> **WHAT YOU WILL DO**
All lines in the material with the string "Thanh" should be listed.
Segment Start: RECORD SET
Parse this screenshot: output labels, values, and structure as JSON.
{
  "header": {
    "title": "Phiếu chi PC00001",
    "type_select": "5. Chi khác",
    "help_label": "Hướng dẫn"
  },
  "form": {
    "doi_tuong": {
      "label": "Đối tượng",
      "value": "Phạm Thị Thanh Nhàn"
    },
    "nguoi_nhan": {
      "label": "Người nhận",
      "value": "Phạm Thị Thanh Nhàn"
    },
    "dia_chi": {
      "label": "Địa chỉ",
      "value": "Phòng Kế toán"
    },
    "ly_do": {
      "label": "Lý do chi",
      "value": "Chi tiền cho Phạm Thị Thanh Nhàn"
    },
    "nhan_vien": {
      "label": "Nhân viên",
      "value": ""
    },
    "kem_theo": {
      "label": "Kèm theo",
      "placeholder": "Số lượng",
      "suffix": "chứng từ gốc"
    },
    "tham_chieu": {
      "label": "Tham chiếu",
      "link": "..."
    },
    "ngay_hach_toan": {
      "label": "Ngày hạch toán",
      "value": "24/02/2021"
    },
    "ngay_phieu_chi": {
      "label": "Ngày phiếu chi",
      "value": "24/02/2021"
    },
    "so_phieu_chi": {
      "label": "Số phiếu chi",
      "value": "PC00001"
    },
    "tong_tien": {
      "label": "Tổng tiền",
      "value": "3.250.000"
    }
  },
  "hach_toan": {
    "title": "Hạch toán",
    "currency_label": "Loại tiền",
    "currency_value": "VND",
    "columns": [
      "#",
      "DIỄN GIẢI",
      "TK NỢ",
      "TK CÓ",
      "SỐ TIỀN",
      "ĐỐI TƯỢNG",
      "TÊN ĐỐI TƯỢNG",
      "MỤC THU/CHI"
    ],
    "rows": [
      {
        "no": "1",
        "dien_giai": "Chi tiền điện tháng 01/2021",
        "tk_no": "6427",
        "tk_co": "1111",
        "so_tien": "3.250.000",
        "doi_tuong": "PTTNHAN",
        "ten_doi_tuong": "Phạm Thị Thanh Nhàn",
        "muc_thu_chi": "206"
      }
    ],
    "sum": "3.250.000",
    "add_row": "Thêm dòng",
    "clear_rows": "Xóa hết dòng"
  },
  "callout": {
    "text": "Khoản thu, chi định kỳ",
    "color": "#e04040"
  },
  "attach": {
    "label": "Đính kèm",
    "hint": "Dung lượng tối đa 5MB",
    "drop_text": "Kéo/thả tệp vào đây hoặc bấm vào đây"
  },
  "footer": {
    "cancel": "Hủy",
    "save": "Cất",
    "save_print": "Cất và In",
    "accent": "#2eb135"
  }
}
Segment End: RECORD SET
> **RESULT FOR THIS TASK**
      "value": "Phạm Thị Thanh Nhàn"
      "value": "Phạm Thị Thanh Nhàn"
      "value": "Chi tiền cho Phạm Thị Thanh Nhàn"
        "ten_doi_tuong": "Phạm Thị Thanh Nhàn",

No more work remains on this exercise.